=== Exercise brief ===
Search the data for the word "Windows" and copy out every line that has it.

-- Extracted information follows --

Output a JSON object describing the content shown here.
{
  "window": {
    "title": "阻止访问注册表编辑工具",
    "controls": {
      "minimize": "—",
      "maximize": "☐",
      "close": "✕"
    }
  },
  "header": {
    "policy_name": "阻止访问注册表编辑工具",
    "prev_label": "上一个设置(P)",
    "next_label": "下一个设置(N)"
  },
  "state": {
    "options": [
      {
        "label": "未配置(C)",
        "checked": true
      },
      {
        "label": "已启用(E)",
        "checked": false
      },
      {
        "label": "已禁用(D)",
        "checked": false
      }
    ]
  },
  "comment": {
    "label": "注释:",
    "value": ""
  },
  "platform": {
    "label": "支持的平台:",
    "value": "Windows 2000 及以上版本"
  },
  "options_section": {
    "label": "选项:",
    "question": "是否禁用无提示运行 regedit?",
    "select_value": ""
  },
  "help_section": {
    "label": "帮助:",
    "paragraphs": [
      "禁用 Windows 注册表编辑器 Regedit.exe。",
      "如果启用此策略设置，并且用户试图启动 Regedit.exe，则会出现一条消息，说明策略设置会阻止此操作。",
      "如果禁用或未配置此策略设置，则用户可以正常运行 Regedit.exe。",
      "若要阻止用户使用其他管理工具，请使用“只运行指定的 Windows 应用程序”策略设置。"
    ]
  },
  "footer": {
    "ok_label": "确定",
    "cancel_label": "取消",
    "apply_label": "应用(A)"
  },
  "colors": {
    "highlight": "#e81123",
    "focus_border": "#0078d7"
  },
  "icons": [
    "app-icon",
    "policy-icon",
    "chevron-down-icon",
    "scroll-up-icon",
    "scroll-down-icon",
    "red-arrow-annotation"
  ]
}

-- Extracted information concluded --

=== Result below ===
    "value": "Windows 2000 及以上版本"
      "禁用 Windows 注册表编辑器 Regedit.exe。",
      "若要阻止用户使用其他管理工具，请使用“只运行指定的 Windows 应用程序”策略设置。"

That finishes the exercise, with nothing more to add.